Delano (along with its sister publication Paperjam and publisher Maison Moderne) has partnered with Iamnotarefugee.lu, a project run by Frédérique Buck and Sven Becker, to give a voice to asylum seekers in Luxembourg. Here is an extract from Nour’s interview:
I got here on the 14th September 2015
It was sunny but really cold. I was walking shaking.
I was looking for the ministry. They send me to Lilly Unden Foyer. The security guy was really nice. His name is Laurent. They put me in room 18 (my birthday!) with two Albanian girls. They were nice but we couldn’t understand each other. It was weird to share your life, your privacy with people like this. I have been living for this for 9 months now.
I lost a lot of things, maybe more than I gained
I can’t stand it anymore. I lost a lot of things, maybe more than I gained. I no longer have the inner peace that I had. I no longer have the same look to the next step like I had before. I don’t believe in the word future anymore – there is no future, just always the present.
I try to live in the moment somehow. I am constantly thinking about my family, how I am going to find a job, how I am going to learn the language. It feels like a waste of time somehow. Even if I decide to stay in Luxembourg, to build up my life.
I met great people here, from different places, they are helping me in so many ways.
I managed with group of dedicated Syrians to start Syrian Youth in Luxembourg, a group meant to propose social, cultural and art activities. Our aim is to support talented individuals into discovering and growing their creative ideas, create events and focus on education and various matters in society.
As to my business plans, I am planning to start a cultural café here, a way to bring us together and share our culture and interests. It’s going to be an international place; people will come for it from everywhere. Right now, I am gathering info about requesting licenses, authorisations and funding.

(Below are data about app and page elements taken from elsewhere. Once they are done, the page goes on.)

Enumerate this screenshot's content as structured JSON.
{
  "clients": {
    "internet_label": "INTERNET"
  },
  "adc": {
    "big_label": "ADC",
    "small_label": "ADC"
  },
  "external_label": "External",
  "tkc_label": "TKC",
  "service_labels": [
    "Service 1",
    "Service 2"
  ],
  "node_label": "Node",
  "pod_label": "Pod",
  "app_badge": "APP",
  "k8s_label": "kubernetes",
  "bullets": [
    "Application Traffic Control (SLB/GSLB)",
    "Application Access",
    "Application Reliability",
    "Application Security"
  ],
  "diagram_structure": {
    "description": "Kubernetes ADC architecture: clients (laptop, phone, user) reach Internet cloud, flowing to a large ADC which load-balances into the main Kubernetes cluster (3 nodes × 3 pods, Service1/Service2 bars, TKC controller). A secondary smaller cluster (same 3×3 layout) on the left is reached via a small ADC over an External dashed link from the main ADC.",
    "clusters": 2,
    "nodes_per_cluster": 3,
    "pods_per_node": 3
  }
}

Someone said: “The refugees of today are the Luxembourgers people of tomorrow”. It’s a nice idea. But is it really applicable? Are we really treated to be people who will be accepted here?